No pictures are to be included when the entries below are reproduced exactly.

----

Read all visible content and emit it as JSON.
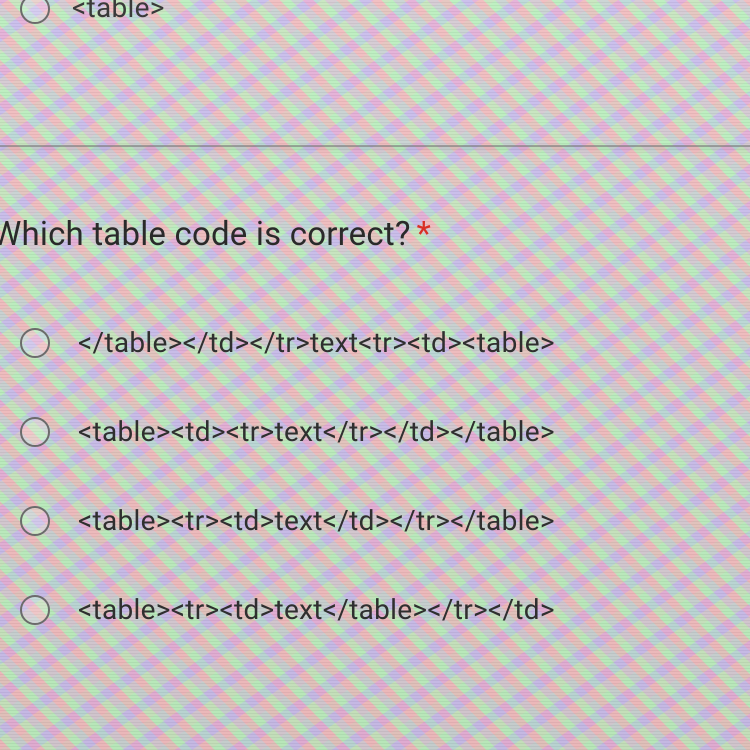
{
  "previous_question": {
    "last_option_label": "<table>"
  },
  "question": {
    "text": "Which table code is correct?",
    "required_marker": "*",
    "options": [
      {
        "label": "</table></td></tr>text<tr><td><table>"
      },
      {
        "label": "<table><td><tr>text</tr></td></table>"
      },
      {
        "label": "<table><tr><td>text</td></tr></table>"
      },
      {
        "label": "<table><tr><td>text</table></tr></td>"
      }
    ]
  }
}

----

### Reply to the exercise
Read all visible content and emit it as JSON.
{
  "previous_question": {
    "last_option_label": "<table>"
  },
  "question": {
    "text": "Which table code is correct?",
    "required_marker": "*",
    "options": [
      {
        "label": "</table></td></tr>text<tr><td><table>"
      },
      {
        "label": "<table><td><tr>text</tr></td></table>"
      },
      {
        "label": "<table><tr><td>text</td></tr></table>"
      },
      {
        "label": "<table><tr><td>text</table></tr></td>"
      }
    ]
  }
}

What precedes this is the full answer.